During my time in Brierfield I aimed to develop two lines of enquiry. Firstly the idea of time as currency, exploring what can be achieved when time is given to learning or acquiring something directly, rather than having an abstracted relationship by purchasing it from an intermediary source. Secondly, what part can art play in inviting others to imagine alternative futures for society rather than the capitalist model we currently have?
Most of my time in Brierfield was spent at Northlight mill, investigating the surroundings and making a series of site-specific responses. In the past, each room within the factory effectively had its own eco system, with the temperature and humidity meticulously regulated to ensure the machines worked efficiently.
The bandages would also undergo various sanitization processes using steam; water was an integral part of the building’s history.
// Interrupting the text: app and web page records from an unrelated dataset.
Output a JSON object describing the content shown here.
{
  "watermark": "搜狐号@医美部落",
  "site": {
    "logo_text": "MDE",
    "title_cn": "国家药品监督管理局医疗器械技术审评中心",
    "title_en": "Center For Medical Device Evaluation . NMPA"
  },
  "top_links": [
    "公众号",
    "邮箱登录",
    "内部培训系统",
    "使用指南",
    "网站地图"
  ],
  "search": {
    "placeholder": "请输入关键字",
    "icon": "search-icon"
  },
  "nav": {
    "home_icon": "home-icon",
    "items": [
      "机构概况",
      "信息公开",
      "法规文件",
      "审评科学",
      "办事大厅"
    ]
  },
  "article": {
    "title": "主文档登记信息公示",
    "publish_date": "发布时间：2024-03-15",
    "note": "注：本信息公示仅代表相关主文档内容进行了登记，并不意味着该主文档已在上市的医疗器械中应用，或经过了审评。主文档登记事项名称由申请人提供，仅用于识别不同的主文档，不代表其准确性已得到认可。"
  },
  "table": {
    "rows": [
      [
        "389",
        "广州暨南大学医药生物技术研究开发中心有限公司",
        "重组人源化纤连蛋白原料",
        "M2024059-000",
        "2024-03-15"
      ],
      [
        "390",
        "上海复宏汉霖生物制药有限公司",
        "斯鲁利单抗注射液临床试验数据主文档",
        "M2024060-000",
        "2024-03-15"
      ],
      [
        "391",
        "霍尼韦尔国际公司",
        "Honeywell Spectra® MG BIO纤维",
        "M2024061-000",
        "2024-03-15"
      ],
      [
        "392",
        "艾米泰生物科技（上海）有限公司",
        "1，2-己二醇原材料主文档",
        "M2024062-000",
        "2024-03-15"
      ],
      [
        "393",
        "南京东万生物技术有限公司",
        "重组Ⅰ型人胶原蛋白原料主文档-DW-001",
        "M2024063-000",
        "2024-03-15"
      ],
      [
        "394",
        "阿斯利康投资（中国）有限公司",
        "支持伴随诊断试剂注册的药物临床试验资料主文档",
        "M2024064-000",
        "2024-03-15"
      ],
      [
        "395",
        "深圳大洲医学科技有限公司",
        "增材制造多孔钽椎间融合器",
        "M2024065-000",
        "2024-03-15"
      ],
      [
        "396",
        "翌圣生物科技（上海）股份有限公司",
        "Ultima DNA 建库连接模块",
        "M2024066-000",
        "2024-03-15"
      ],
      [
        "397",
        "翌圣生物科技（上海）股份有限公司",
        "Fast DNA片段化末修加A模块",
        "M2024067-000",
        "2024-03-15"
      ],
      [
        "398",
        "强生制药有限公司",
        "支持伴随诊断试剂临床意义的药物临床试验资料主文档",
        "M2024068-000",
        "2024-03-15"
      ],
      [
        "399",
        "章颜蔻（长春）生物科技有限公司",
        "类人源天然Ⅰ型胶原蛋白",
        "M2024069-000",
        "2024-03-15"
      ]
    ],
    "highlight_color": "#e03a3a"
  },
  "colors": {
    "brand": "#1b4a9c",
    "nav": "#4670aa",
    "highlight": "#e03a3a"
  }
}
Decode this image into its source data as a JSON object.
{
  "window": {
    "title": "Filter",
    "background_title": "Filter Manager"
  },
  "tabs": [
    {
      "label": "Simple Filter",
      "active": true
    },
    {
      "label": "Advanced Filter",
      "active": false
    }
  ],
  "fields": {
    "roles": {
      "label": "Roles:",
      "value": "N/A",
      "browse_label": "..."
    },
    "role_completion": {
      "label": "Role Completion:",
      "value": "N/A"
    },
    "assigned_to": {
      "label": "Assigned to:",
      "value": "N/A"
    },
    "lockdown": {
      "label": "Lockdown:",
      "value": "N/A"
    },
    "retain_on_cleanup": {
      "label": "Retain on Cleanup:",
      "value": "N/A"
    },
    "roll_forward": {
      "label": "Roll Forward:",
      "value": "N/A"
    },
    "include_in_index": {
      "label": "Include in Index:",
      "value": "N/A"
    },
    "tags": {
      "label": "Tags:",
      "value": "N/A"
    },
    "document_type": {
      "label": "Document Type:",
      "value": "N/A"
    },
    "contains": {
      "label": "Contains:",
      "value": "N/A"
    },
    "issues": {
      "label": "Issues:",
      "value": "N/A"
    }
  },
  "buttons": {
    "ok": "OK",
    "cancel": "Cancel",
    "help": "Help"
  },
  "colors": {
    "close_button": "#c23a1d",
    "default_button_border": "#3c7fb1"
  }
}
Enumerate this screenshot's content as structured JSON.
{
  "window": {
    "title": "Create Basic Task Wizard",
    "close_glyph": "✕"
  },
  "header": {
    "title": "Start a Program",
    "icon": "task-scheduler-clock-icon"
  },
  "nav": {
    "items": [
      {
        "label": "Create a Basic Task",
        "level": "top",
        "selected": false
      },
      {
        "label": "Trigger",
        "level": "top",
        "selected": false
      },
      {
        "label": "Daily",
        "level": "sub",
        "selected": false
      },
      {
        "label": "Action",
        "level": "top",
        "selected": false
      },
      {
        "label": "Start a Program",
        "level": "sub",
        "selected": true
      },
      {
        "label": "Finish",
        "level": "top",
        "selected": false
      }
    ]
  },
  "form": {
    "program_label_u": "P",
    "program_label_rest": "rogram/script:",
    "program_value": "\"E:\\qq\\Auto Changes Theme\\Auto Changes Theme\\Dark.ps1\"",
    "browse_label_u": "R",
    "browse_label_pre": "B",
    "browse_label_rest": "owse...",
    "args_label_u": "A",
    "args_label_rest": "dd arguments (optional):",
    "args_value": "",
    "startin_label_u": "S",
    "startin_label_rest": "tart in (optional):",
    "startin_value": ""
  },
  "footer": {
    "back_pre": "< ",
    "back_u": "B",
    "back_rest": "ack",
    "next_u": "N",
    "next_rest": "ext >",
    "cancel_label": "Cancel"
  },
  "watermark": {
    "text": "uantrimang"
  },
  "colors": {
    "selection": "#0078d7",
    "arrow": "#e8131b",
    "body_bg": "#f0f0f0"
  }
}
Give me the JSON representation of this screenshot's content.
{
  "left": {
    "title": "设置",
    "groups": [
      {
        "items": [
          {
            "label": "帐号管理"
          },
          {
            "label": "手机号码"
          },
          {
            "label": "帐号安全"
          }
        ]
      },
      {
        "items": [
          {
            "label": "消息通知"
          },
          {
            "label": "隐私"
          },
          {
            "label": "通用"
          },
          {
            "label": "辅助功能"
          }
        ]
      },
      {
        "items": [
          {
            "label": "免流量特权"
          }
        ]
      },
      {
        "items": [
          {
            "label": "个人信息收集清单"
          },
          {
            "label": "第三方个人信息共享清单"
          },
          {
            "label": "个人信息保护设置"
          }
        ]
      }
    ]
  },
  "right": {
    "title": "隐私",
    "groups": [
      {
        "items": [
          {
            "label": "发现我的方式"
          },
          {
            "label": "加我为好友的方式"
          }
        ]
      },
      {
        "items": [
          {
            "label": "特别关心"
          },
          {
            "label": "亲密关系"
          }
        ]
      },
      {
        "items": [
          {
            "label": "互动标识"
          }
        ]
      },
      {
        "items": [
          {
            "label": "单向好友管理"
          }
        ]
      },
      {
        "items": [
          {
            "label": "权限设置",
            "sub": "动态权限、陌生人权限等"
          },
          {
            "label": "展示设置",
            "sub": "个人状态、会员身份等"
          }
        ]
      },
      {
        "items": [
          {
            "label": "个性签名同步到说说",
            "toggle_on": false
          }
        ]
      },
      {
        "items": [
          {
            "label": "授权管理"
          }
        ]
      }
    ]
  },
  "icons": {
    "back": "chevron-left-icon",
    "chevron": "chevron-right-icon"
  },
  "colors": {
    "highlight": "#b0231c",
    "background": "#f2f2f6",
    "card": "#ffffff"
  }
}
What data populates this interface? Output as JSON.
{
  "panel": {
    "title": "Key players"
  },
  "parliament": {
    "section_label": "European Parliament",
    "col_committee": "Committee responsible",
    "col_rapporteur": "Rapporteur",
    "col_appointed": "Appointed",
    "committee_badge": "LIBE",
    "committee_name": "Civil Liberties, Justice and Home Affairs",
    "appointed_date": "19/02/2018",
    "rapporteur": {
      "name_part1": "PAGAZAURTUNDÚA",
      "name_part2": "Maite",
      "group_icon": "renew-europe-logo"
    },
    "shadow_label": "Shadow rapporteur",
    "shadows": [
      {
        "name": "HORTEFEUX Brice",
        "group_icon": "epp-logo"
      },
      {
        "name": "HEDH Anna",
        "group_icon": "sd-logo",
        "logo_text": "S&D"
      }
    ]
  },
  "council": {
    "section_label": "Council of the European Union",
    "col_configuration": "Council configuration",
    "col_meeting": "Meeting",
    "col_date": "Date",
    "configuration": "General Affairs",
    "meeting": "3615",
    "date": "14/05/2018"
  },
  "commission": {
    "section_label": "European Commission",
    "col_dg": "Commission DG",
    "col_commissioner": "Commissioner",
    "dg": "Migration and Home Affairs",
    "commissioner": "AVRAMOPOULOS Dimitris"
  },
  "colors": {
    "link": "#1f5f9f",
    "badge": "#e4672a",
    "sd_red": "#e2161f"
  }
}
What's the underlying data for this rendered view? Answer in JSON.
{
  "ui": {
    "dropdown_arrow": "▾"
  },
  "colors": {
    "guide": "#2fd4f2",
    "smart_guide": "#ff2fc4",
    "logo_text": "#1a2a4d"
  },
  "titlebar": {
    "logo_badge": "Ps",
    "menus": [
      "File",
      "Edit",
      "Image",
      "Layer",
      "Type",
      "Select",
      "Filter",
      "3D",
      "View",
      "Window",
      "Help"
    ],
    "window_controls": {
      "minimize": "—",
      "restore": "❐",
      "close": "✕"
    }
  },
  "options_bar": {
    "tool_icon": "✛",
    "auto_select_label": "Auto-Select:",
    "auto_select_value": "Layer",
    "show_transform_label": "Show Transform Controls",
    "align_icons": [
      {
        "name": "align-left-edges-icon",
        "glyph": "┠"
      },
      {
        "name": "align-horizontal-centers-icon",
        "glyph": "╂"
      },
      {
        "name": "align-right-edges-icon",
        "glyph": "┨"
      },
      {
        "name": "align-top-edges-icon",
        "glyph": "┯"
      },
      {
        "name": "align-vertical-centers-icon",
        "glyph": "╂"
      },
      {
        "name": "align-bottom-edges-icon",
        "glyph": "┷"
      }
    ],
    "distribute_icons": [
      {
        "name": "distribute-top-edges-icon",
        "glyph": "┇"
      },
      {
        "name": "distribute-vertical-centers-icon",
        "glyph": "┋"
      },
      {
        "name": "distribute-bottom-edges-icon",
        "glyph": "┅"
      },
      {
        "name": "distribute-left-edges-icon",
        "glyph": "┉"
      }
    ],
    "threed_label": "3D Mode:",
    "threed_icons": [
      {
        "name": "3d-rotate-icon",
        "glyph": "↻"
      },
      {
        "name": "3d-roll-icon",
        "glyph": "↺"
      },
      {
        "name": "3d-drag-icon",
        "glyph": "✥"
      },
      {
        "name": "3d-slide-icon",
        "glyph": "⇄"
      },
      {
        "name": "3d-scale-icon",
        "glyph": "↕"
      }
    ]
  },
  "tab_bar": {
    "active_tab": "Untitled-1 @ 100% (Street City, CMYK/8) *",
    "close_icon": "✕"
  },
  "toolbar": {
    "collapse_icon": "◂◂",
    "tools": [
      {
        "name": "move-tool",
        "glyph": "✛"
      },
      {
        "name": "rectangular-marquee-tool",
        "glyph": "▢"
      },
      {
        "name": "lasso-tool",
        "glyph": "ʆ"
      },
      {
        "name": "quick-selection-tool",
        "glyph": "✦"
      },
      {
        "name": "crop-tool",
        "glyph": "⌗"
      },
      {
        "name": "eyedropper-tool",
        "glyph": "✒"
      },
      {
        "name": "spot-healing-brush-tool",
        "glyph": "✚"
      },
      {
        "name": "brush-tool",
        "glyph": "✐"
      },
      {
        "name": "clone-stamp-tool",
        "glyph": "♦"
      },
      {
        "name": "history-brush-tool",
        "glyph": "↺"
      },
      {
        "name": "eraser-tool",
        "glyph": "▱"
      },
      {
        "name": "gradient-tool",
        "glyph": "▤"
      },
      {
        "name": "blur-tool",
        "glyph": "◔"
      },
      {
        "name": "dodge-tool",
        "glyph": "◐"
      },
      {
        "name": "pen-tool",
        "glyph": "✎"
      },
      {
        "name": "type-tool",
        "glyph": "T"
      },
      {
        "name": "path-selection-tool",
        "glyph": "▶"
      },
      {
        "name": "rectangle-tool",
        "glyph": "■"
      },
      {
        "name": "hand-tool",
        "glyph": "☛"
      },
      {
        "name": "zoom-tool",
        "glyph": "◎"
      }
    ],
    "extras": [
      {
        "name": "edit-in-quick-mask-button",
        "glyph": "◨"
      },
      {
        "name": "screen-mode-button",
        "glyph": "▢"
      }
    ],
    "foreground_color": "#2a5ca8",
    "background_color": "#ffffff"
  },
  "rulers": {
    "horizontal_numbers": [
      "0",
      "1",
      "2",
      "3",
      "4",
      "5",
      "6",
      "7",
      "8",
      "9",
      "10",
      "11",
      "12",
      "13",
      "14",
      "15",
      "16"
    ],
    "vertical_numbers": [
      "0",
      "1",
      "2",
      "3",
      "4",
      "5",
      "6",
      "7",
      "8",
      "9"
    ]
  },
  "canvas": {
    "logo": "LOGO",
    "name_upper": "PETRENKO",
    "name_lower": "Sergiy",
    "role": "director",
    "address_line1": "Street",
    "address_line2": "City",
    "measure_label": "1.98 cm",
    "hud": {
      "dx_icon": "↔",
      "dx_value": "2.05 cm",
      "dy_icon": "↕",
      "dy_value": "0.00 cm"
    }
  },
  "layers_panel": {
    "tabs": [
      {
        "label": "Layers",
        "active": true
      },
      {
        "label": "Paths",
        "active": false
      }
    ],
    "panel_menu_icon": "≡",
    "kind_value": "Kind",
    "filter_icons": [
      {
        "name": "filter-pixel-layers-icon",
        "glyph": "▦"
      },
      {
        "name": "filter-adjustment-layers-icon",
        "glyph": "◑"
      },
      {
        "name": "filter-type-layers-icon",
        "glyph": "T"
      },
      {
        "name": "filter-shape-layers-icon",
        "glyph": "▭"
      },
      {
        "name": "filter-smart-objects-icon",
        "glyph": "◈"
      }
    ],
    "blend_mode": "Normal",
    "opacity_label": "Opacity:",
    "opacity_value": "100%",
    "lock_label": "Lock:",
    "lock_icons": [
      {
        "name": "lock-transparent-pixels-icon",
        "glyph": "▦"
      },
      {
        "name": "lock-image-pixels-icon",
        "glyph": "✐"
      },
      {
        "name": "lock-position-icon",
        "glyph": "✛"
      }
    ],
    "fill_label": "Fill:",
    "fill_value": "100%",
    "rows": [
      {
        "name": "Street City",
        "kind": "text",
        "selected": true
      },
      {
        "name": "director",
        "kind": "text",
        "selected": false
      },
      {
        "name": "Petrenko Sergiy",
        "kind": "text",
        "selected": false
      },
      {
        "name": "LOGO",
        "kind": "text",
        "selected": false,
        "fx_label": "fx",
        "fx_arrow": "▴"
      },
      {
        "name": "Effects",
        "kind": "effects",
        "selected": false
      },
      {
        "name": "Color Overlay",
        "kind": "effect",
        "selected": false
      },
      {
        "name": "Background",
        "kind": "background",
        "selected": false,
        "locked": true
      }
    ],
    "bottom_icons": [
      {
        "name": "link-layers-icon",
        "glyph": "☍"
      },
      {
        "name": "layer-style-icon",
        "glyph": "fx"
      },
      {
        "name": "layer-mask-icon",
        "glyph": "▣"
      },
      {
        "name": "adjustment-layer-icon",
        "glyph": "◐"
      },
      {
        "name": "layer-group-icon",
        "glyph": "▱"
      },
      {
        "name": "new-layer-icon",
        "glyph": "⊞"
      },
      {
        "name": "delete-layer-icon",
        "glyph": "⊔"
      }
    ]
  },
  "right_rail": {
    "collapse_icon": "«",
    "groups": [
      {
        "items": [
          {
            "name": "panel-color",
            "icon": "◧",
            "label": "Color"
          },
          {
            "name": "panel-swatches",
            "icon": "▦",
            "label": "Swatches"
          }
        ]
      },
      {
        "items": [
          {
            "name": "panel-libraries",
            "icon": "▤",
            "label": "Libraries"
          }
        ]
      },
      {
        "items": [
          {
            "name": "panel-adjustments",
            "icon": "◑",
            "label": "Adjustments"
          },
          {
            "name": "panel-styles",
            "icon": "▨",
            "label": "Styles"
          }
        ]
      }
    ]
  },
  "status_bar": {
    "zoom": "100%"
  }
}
It is interesting to see how now, in its dilapidated state, other eco systems have started to emerge – pigeons have moved in, moss and algae grow in abundance, and weeds spill out of every possible crack.
The water wheel installation on the bridge makes reference to how the site could be used as a resource for alternative energy production and was inspired by the site manager’s calculations of how much rainwater travels off the roof. I had already been researching how to harvest rainwater and make filtration systems before coming to Brierfield, it therefore seemed fitting to attempt to make my own and contribute to this ongoing conversation.
Through conversation with the site manager Paul Fyles, and other local artists, I started to explore other parts of the site’s ecology and how these could be harnessed to produce alternative resources. Pigeon droppings can be used for a variety of things such as tanning, explosives and fertilizer – so I spent a day collecting the droppings and began the composting process with what was compiled. A convection heating system using old beer cans that Paul had designed was finally realised, and makeshift clocks were marked out and built using shadows and gravity.
In addition to my investigations at the mill, local artist and In-Situ director Kerry Morrison introduced me to the abundance of edible resources on brownfield sites around the town. This resulted in taking part in community foraging walks, brewing new tea recipes and making paper using local weeds. Part of the idea of using time as currency involves learning new skills and performing that act of learning publicly. On this occasion I performed some of these things within the Brierfield Action in the Community space and engaged people in conversation about sustainability and reconnecting with everyday processes.